When you talk to a lot of Startups or App Publishers and ask them which metrics they focus on, most will mention 2 of them, namely:
Then there are those who focus on Installs & Uninstalls, in both case either a different person is looking at the other important metrics or no one is.
Unfortunately, with Paid acquisitions usually being the second best way to grow (the first one is going viral), the first thing marketers and growth hackers look at is the ROI on the money spent. The question is right, no doubt about it, but it is hard to get your money back when you blindly throw it out of a speeding car hoping to get attention from folks you are passing by. Weird analogies aside, the approach most folks take to figure out their spend on Ad dollars is wrong. They tend to look at just Acquisition & Retention/Uninstall, which are the beginning and the end of the product funnel. Based on this incomplete data, they question why folks are not being retained or uninstall their App.
Marketers & Growth Hackers first need to understand what their product is and what value it provides to the end user. With that, they need to figure out an Activation event: An event which lets you know that the user had or is now on the way to see value in your App, a metric initially created by Dave McClure as a part of his Pirate Metrics. Any metric which is important for onboarding can be an Activation metric. For e.g. most of the common Activation events can be a Signup, completion of onboarding tutorial, providing an email id or push permissions. Then there are specific ones depending on your product. Twitter, for example, can have both following someone or tweeting as an Activation event. Any music streaming app would have playing a song as it’s Activation event. Once you have your Activation metric, see how your marketing campaigns are doing against Activation. It will either filter your junk users or show gaping holes in your onboarding strategy. It is also an early warning mechanism for issues.
Unfortunately, I don’t see most folks tracking it, or looking at it when trying to figure out why their retention is bad. To prove my point, I decided to go through all the headlines of articles on GrowthHackers.com. After analyzing around 33K articles and counting the occurrence of each of the 5 stages of the Pirate Metrics model here is what I found.

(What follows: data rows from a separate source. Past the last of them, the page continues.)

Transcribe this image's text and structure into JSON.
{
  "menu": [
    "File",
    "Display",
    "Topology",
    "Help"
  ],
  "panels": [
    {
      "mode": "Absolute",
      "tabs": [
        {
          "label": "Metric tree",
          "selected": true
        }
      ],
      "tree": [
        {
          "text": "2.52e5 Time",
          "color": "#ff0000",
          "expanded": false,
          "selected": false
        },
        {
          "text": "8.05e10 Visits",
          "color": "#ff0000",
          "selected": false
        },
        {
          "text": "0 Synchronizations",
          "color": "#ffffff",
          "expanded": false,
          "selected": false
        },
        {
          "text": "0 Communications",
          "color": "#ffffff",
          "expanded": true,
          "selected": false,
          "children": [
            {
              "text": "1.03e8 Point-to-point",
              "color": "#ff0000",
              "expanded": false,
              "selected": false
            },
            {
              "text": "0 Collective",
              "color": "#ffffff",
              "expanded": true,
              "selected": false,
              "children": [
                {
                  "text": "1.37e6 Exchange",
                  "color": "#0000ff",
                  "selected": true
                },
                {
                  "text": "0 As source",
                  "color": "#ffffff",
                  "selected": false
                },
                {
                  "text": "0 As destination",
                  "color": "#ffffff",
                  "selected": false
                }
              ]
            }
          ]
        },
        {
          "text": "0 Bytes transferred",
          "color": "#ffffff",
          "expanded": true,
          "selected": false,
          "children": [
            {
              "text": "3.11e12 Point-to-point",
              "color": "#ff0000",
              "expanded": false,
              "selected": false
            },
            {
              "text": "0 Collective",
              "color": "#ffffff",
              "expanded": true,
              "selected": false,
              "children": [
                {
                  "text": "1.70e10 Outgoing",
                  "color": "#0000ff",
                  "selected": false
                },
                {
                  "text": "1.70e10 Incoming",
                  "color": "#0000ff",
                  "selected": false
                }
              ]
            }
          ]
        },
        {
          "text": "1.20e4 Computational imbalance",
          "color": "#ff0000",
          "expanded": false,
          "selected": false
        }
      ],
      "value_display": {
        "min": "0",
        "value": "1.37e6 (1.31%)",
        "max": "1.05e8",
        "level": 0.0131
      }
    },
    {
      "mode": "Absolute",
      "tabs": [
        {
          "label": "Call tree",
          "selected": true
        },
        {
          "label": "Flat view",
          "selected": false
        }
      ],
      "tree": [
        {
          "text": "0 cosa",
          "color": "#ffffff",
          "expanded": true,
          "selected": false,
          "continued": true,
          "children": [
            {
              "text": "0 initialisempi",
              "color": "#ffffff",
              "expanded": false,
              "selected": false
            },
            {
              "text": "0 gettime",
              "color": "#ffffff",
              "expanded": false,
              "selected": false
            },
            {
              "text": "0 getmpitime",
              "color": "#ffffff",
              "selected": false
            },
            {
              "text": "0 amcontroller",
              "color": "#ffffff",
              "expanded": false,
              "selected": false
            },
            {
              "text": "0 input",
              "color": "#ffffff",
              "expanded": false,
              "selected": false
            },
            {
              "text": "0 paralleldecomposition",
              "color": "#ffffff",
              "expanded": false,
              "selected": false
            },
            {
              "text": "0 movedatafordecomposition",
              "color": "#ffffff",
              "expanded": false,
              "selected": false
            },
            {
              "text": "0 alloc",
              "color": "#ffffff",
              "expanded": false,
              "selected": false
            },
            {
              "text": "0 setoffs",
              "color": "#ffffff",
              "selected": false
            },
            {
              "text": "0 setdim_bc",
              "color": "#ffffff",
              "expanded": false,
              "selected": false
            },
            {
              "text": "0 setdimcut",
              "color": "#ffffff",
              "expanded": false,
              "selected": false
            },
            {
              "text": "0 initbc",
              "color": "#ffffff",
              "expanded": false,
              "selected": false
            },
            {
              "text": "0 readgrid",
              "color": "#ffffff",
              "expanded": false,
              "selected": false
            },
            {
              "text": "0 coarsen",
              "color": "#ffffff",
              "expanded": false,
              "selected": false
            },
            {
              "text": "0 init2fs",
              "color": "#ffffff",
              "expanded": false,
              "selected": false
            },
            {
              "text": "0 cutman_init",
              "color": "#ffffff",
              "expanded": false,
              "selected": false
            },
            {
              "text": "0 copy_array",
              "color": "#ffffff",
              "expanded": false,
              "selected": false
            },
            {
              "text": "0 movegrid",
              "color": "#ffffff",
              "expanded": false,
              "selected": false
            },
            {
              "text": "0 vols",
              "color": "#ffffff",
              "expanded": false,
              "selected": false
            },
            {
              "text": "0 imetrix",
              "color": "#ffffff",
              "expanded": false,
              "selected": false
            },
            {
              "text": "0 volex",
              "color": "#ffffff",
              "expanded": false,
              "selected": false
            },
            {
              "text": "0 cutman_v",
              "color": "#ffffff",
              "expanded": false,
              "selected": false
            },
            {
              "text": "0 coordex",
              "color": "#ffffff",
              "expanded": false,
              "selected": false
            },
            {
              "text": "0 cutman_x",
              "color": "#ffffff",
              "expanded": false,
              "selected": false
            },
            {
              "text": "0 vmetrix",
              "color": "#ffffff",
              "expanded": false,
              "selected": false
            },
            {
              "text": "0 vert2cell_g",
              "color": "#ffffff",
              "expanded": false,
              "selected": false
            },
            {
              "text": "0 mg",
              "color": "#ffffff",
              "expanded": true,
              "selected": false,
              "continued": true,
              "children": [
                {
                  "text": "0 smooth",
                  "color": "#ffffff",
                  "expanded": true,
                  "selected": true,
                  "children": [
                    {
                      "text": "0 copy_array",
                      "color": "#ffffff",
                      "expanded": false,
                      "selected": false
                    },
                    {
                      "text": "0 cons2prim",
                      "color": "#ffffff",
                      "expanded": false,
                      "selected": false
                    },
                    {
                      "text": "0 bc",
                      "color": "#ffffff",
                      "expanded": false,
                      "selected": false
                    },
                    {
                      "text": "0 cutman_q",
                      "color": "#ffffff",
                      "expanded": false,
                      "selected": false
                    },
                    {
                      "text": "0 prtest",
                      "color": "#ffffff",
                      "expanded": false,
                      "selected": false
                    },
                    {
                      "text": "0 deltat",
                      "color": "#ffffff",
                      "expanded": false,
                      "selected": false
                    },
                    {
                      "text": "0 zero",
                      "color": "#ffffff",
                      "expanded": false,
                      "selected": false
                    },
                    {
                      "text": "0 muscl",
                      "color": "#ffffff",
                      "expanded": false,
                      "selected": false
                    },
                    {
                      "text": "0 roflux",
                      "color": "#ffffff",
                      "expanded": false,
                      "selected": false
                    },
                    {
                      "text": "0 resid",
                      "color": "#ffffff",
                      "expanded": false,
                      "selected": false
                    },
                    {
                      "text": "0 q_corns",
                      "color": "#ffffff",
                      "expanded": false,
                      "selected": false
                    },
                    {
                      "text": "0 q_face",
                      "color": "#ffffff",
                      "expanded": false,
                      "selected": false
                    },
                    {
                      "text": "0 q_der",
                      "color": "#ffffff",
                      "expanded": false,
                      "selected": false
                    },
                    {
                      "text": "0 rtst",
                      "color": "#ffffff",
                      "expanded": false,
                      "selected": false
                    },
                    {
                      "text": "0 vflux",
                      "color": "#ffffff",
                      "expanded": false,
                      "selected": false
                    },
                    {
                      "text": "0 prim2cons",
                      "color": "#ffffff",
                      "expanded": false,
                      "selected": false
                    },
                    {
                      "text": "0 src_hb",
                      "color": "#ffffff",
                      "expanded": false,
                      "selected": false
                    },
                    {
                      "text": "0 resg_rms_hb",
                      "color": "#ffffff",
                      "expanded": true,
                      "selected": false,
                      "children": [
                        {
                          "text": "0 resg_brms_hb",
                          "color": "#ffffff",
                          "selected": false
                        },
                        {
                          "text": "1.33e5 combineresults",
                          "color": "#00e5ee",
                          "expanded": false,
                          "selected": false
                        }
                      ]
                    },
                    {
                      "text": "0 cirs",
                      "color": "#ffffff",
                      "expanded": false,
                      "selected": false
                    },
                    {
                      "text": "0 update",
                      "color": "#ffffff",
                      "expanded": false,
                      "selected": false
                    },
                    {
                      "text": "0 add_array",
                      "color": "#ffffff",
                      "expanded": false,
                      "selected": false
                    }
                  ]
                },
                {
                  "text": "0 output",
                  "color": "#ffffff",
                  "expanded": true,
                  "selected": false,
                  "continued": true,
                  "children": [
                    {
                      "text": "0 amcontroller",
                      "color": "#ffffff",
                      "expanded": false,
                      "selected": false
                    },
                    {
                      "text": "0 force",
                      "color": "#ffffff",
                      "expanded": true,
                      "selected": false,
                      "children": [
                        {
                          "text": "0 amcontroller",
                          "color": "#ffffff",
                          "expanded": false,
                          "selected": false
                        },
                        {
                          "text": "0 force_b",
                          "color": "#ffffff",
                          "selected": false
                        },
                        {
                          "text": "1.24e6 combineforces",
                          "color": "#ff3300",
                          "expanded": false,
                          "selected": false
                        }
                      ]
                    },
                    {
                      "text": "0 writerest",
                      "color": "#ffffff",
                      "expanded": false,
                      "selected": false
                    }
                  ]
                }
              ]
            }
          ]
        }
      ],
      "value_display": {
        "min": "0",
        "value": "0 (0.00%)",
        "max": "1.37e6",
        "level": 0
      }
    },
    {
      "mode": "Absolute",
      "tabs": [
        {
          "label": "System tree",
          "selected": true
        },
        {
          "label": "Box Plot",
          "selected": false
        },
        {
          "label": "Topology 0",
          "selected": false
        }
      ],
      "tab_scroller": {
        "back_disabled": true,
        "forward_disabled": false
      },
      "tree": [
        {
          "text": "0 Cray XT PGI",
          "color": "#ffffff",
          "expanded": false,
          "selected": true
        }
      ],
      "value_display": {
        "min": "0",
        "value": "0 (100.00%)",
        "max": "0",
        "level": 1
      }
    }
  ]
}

The 5 metrics came up around 800 times, and Activation only 35 times within that. Outside of my personal experiences, I do believe this data goes to show that Activation is a stepchild metric, comparatively little is written about it. One could also conclude most of the “Hacking” going around is rushing to find the returns rather than the value of the investment.
What do you think? Are you tracking an Activation metric? Do share what you are tracking. Open to further questions at @ravivyas84